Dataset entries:
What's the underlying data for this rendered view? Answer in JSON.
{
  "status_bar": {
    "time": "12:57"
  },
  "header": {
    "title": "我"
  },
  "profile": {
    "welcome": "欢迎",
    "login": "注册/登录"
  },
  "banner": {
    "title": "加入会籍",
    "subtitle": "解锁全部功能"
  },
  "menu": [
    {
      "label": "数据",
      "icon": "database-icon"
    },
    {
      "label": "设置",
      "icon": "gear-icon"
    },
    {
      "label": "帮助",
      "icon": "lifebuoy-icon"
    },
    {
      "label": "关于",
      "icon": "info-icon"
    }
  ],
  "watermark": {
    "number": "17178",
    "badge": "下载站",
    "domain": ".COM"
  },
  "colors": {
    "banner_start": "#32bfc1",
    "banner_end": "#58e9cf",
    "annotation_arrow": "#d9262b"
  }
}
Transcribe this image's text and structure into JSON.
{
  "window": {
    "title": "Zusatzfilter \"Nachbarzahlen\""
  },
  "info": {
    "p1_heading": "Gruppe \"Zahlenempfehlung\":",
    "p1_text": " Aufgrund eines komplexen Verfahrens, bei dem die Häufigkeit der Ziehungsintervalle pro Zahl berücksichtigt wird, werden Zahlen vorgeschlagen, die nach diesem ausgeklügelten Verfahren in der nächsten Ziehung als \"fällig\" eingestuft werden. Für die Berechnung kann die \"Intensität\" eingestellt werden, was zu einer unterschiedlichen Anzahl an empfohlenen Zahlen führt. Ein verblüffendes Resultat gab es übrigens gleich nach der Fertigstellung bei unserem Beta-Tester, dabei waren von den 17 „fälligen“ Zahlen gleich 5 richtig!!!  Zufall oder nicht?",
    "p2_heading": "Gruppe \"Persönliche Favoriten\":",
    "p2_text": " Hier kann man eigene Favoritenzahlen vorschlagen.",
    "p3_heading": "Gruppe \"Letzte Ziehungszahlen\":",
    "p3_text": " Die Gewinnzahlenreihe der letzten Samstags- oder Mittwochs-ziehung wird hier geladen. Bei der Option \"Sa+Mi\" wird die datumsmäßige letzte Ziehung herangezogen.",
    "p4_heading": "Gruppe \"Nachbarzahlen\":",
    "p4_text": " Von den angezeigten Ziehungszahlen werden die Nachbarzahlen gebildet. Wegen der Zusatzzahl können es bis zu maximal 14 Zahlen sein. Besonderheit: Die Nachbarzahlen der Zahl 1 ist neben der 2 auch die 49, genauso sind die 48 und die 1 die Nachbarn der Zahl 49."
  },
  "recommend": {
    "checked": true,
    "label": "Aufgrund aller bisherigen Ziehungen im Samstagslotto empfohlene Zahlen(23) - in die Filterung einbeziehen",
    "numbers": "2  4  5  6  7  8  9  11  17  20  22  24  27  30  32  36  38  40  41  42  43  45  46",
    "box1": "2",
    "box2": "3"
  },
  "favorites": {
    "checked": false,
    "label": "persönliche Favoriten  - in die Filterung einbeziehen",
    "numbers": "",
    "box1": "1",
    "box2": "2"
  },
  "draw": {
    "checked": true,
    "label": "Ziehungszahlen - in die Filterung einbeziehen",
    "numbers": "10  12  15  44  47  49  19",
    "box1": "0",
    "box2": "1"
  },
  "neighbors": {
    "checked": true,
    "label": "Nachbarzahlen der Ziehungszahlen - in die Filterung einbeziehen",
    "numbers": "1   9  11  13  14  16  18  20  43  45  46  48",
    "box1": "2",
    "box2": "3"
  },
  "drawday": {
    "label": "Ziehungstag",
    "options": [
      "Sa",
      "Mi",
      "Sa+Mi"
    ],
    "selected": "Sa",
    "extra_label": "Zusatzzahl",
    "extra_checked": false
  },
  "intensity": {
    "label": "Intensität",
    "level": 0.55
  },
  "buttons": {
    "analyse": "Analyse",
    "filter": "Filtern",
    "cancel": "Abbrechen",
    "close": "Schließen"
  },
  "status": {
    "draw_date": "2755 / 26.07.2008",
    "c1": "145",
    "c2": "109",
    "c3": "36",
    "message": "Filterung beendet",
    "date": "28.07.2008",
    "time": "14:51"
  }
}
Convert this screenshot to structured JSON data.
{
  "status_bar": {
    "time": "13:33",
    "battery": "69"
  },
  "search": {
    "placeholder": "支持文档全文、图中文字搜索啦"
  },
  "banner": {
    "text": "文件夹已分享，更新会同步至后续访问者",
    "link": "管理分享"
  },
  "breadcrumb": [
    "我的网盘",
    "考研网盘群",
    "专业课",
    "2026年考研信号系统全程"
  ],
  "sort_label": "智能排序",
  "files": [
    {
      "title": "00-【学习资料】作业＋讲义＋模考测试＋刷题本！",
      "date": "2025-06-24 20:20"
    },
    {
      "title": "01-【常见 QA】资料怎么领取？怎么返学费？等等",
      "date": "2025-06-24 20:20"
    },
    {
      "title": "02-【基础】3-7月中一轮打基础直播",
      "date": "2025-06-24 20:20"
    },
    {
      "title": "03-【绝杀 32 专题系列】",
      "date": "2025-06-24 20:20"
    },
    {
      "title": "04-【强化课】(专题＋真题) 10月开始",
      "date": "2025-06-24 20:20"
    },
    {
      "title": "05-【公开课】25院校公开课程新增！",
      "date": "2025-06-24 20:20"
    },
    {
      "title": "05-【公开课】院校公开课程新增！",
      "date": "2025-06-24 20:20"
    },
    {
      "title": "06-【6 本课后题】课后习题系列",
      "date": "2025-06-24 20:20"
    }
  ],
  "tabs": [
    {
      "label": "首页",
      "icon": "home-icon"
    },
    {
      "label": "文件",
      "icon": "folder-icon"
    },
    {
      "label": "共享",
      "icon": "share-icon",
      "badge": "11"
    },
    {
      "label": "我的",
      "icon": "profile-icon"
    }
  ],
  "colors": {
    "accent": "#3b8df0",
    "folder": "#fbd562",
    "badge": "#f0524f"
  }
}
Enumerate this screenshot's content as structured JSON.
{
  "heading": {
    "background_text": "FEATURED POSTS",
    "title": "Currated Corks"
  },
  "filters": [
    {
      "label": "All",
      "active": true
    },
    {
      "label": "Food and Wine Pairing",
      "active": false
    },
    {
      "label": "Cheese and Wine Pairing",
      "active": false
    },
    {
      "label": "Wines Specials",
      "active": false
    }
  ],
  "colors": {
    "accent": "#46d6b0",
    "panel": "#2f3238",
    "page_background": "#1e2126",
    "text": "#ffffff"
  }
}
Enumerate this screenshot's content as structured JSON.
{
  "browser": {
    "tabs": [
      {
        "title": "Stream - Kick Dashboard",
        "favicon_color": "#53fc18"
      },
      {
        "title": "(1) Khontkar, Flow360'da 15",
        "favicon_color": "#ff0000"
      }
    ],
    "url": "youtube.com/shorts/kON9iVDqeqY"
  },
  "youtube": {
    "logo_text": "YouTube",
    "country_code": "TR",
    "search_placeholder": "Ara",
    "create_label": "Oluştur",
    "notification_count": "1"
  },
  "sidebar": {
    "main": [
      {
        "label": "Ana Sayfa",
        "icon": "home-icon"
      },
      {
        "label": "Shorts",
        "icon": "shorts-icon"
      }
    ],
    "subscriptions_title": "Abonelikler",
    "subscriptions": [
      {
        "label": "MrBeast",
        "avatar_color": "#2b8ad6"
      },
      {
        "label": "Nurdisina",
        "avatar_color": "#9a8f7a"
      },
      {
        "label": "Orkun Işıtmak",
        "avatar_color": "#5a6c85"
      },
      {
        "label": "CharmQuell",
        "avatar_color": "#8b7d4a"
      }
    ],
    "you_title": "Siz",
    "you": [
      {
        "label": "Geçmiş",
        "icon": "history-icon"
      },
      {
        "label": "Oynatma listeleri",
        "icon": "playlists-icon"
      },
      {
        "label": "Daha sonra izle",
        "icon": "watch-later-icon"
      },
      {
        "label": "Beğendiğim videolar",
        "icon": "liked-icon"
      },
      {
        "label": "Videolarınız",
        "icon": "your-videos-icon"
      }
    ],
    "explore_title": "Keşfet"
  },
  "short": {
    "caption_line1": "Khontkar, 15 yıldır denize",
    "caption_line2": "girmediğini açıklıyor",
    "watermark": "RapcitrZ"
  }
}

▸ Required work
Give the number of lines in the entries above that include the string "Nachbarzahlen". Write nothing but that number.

▸ Exercise result
4